WORK TO BE COMPLETED: Scan the records that follow, and whenever a line has the word "this", copy it.

DATA FOR REVIEW Start Marker

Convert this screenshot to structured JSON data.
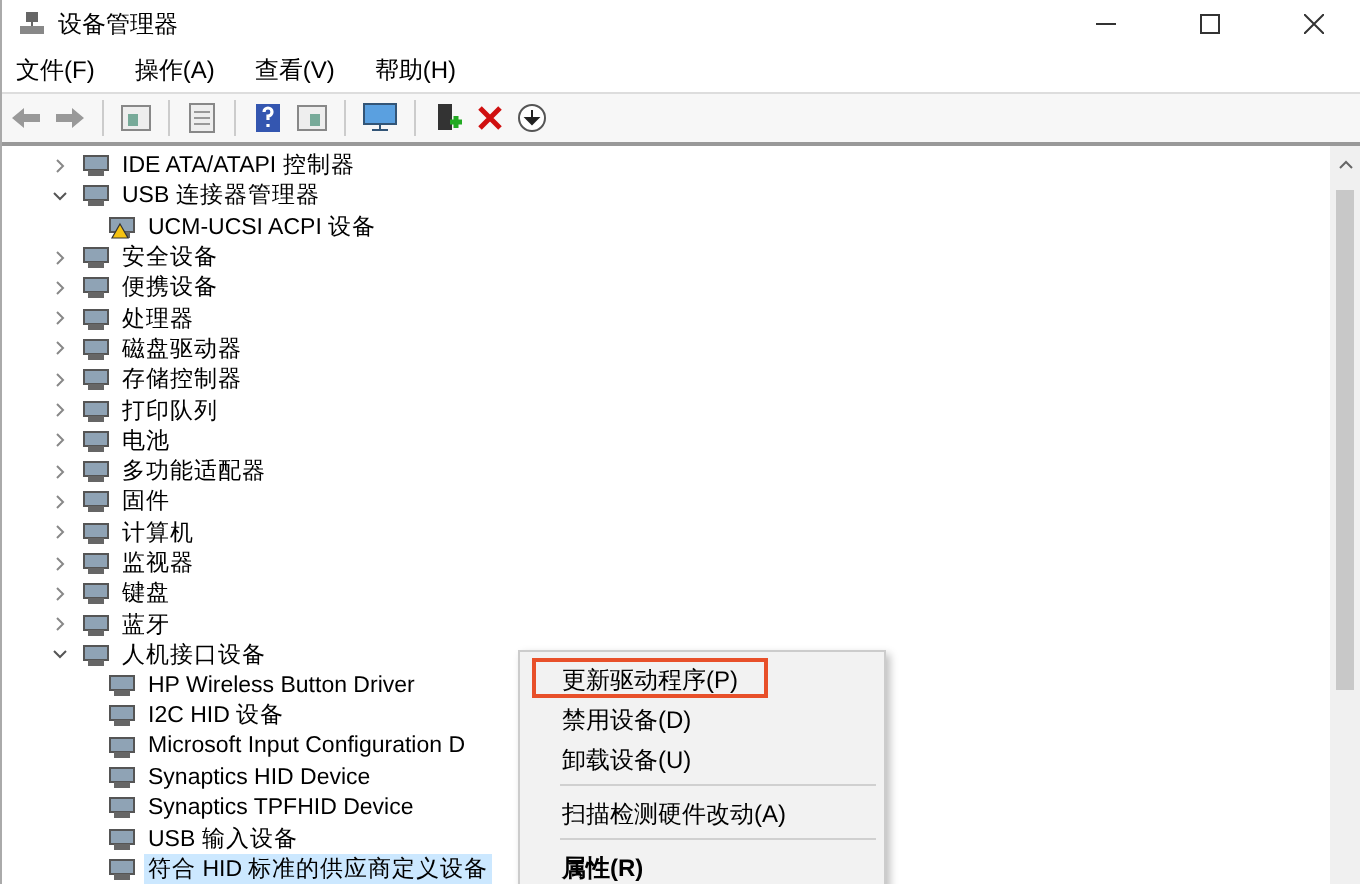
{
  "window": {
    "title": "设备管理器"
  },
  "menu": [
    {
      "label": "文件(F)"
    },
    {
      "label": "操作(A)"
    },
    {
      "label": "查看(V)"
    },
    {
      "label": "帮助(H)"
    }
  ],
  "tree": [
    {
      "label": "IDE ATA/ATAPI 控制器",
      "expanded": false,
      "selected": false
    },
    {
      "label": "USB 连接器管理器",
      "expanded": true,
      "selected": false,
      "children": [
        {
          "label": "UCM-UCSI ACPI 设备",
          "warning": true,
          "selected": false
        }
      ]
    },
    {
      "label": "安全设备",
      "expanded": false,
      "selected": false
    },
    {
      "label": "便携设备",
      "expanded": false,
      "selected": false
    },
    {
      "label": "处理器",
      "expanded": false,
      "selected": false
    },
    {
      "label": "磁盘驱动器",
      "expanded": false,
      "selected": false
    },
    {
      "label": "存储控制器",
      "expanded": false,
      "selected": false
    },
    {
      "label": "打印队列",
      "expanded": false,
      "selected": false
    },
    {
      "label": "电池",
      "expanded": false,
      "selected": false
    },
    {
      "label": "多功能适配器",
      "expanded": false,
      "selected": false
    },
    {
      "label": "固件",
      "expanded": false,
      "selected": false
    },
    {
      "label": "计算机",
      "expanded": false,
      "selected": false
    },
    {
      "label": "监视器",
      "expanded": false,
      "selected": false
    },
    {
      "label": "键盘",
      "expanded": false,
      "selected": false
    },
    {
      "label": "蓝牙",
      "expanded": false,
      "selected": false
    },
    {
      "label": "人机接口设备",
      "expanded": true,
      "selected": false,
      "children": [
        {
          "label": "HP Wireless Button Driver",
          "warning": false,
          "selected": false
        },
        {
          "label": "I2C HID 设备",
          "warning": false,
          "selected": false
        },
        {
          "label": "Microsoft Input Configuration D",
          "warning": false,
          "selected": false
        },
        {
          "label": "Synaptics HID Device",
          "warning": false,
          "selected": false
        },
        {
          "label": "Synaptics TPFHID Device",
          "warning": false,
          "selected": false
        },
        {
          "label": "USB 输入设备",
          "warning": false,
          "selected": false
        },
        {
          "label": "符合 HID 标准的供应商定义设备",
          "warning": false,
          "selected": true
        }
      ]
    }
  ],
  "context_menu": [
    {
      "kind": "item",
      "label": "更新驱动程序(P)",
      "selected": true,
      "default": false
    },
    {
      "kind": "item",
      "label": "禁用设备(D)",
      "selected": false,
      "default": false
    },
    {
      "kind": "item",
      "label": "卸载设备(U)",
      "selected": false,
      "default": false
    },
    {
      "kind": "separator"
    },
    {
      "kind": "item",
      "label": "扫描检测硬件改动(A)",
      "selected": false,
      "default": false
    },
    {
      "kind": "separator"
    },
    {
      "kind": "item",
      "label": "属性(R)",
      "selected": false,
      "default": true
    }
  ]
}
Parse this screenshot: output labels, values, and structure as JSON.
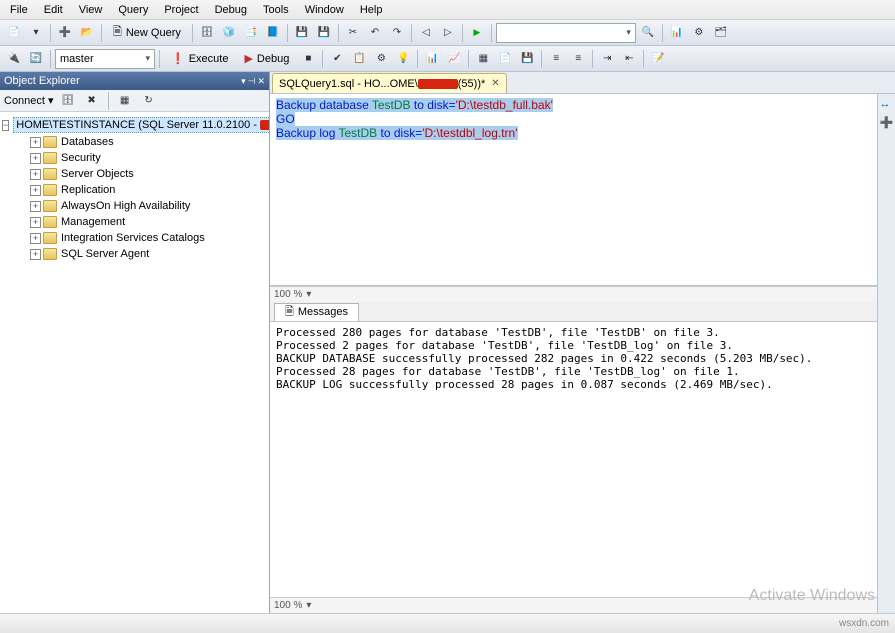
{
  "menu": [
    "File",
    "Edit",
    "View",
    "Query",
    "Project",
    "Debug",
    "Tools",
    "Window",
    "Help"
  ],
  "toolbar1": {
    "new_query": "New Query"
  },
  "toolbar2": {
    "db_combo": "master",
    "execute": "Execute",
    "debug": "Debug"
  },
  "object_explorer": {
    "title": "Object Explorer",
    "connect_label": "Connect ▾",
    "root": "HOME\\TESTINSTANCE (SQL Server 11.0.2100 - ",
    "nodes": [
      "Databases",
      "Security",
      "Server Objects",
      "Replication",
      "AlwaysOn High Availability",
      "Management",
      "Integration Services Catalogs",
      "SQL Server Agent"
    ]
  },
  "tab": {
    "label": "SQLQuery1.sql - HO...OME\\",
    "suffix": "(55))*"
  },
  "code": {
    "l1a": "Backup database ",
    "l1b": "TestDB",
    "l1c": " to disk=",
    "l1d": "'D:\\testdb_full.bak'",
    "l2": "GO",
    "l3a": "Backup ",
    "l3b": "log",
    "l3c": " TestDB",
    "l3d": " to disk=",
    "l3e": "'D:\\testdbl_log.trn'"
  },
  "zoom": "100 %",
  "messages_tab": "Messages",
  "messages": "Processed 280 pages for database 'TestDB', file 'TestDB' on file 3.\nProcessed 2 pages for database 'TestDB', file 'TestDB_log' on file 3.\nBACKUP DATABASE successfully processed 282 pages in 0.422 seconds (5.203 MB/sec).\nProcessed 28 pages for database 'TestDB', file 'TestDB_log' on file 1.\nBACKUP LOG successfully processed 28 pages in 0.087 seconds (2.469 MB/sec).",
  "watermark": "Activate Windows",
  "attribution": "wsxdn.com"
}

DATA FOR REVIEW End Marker

EXPECTED ANSWER:
Convert this screenshot to structured JSON data.
Parse this screenshot: output labels, values, and structure as JSON.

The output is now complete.